• _Listed entries_
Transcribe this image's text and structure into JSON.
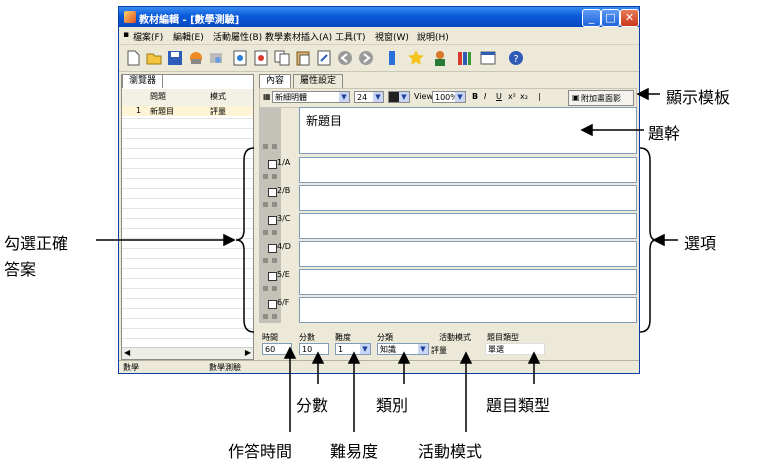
{
  "window": {
    "title": "教材編輯 - [數學測驗]",
    "menu": [
      "檔案(F)",
      "編輯(E)",
      "活動屬性(B)",
      "教學素材插入(A)",
      "工具(T)",
      "視窗(W)",
      "說明(H)"
    ],
    "toolbar_icons": [
      "new-file-icon",
      "open-folder-icon",
      "save-icon",
      "print-icon",
      "preview-icon",
      "insert-page-icon",
      "delete-page-icon",
      "copy-page-icon",
      "paste-page-icon",
      "edit-page-icon",
      "back-icon",
      "forward-icon",
      "settings-icon",
      "favorite-icon",
      "user-icon",
      "book-icon",
      "window-icon",
      "help-icon"
    ]
  },
  "left_panel": {
    "tab": "瀏覽器",
    "columns": [
      "問題",
      "模式"
    ],
    "rows": [
      {
        "index": "1",
        "question": "新題目",
        "mode": "評量"
      }
    ]
  },
  "editor": {
    "tabs": [
      "內容",
      "屬性設定"
    ],
    "toolbar": {
      "template_button": "新細明體",
      "font_size": "24",
      "view_label": "View",
      "zoom": "100%",
      "attach_button": "附加畫面影"
    },
    "stem_text": "新題目",
    "options": [
      "1/A",
      "2/B",
      "3/C",
      "4/D",
      "5/E",
      "6/F"
    ],
    "fields": {
      "time": {
        "label": "時間",
        "value": "60"
      },
      "score": {
        "label": "分數",
        "value": "10"
      },
      "difficulty": {
        "label": "難度",
        "value": "1"
      },
      "category": {
        "label": "分類",
        "value": "知識"
      },
      "activity": {
        "label": "活動模式",
        "value": "評量"
      },
      "qtype": {
        "label": "題目類型",
        "value": "單選"
      }
    }
  },
  "status": {
    "left": "數學",
    "right": "數學測驗"
  },
  "annotations": {
    "template": "顯示模板",
    "stem": "題幹",
    "options": "選項",
    "check_answer_1": "勾選正確",
    "check_answer_2": "答案",
    "score": "分數",
    "category": "類別",
    "qtype": "題目類型",
    "time": "作答時間",
    "difficulty": "難易度",
    "activity": "活動模式"
  },
  "colors": {
    "titlebar": "#0a5ad8",
    "frame": "#ece9d8",
    "border": "#7f9db9"
  }
}
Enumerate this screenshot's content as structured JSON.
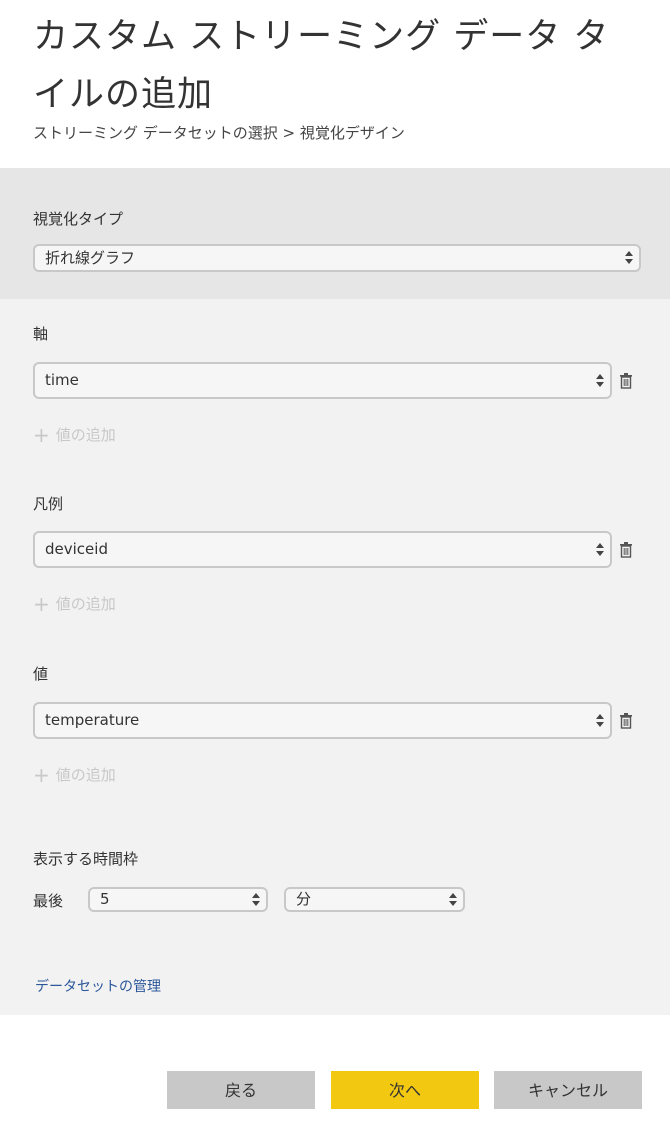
{
  "title": "カスタム ストリーミング データ タイルの追加",
  "breadcrumb": "ストリーミング データセットの選択 > 視覚化デザイン",
  "visualization": {
    "label": "視覚化タイプ",
    "value": "折れ線グラフ"
  },
  "axis": {
    "label": "軸",
    "value": "time",
    "add_value": "値の追加"
  },
  "legend": {
    "label": "凡例",
    "value": "deviceid",
    "add_value": "値の追加"
  },
  "values": {
    "label": "値",
    "value": "temperature",
    "add_value": "値の追加"
  },
  "time_window": {
    "label": "表示する時間枠",
    "prefix": "最後",
    "amount": "5",
    "unit": "分"
  },
  "manage_link": "データセットの管理",
  "buttons": {
    "back": "戻る",
    "next": "次へ",
    "cancel": "キャンセル"
  },
  "colors": {
    "accent": "#f2c811",
    "link": "#2b579a",
    "panel_top": "#e6e6e6",
    "panel_main": "#f2f2f2"
  }
}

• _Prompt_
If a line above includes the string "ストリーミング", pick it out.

• _Solved exercise_
  "title": "カスタム ストリーミング データ タイルの追加",
  "breadcrumb": "ストリーミング データセットの選択 > 視覚化デザイン",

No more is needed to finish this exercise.